Show every line in the material below in which the string "Xuất" appears.

=== Given records ===
----------

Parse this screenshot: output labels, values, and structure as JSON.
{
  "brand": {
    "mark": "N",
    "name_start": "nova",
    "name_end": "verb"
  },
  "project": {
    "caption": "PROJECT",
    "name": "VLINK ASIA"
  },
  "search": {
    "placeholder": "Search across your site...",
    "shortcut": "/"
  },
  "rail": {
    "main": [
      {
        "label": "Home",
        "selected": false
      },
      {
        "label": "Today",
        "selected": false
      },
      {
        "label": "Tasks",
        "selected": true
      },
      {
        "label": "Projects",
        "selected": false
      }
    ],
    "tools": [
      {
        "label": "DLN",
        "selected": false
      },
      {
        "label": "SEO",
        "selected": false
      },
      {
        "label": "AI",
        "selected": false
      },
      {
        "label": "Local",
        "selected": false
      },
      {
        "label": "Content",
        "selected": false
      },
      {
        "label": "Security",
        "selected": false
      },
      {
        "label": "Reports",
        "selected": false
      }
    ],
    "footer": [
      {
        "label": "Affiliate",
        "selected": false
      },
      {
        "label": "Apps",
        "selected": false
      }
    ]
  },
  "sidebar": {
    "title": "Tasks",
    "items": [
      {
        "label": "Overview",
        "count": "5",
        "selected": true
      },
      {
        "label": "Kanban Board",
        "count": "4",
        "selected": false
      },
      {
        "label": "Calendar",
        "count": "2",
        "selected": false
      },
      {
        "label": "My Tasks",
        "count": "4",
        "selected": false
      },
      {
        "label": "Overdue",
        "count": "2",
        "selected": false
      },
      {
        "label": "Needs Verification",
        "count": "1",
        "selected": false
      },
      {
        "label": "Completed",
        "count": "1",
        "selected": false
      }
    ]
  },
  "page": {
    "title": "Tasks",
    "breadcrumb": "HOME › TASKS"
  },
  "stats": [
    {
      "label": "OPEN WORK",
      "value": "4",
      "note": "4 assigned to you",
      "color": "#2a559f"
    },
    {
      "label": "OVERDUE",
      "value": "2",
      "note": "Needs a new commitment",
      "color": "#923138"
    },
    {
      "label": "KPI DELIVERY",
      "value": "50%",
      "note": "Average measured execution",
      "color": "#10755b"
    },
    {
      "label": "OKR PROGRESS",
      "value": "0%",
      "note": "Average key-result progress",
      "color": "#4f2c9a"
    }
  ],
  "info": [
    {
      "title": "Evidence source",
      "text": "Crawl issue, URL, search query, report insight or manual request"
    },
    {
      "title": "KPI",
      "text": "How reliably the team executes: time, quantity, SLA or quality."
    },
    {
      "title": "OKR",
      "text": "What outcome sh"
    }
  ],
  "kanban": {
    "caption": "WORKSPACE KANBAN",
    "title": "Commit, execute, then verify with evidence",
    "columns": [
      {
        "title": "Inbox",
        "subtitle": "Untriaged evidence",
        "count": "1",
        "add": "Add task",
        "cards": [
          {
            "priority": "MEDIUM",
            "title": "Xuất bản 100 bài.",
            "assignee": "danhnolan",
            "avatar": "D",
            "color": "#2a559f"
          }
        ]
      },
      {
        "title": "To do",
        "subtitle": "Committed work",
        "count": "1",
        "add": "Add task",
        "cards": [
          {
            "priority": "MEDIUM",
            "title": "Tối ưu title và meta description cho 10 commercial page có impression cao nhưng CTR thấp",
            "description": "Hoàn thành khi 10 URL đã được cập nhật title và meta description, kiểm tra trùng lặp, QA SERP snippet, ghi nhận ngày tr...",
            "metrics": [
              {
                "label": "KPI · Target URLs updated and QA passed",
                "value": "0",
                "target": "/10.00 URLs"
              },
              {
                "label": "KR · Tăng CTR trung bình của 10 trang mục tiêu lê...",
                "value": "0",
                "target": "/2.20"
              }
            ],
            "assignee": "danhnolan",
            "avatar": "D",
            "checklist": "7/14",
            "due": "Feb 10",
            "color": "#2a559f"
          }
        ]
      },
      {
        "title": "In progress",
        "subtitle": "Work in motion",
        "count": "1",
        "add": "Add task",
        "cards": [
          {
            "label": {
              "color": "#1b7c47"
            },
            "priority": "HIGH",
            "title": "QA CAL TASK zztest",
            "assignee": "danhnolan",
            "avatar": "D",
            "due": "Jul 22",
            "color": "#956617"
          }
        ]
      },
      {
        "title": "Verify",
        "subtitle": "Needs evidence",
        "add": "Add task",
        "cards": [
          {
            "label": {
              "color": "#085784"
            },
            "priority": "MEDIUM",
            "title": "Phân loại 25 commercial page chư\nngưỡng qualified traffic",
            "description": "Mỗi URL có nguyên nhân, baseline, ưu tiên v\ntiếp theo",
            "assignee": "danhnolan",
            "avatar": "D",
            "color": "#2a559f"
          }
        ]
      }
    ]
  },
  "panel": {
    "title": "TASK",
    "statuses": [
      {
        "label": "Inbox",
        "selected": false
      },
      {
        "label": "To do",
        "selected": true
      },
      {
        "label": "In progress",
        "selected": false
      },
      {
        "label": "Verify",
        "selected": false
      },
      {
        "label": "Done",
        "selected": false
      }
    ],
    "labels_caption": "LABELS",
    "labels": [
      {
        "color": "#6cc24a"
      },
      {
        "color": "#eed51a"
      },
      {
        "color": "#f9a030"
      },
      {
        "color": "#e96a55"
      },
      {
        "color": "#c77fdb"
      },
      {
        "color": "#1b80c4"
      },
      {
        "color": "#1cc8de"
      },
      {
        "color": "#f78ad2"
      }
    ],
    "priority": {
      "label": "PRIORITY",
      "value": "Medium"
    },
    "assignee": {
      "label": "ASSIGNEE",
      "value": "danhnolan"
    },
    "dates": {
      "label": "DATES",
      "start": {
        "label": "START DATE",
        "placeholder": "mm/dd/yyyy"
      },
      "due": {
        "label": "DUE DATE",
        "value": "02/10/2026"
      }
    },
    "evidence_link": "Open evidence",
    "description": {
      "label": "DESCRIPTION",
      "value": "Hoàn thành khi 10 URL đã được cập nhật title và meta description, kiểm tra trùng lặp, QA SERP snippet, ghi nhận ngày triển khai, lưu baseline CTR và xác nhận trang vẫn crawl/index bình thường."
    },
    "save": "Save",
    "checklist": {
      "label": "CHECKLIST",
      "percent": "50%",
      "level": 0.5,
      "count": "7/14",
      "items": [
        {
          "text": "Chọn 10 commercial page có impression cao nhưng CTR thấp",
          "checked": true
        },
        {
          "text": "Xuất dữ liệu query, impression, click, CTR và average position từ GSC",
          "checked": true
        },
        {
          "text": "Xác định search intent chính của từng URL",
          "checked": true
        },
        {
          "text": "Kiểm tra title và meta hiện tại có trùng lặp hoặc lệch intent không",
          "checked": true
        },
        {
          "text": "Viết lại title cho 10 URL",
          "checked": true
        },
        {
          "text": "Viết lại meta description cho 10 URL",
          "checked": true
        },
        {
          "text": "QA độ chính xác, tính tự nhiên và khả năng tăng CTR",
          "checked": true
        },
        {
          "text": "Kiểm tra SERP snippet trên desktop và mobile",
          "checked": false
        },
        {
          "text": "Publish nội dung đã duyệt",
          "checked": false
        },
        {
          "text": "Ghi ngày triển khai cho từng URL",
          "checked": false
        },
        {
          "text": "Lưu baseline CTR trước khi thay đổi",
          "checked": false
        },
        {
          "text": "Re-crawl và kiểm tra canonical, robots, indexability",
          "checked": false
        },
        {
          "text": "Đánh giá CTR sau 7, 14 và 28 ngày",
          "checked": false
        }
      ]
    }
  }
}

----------

=== Answer section ===
            "title": "Xuất bản 100 bài.",
          "text": "Xuất dữ liệu query, impression, click, CTR và average position từ GSC",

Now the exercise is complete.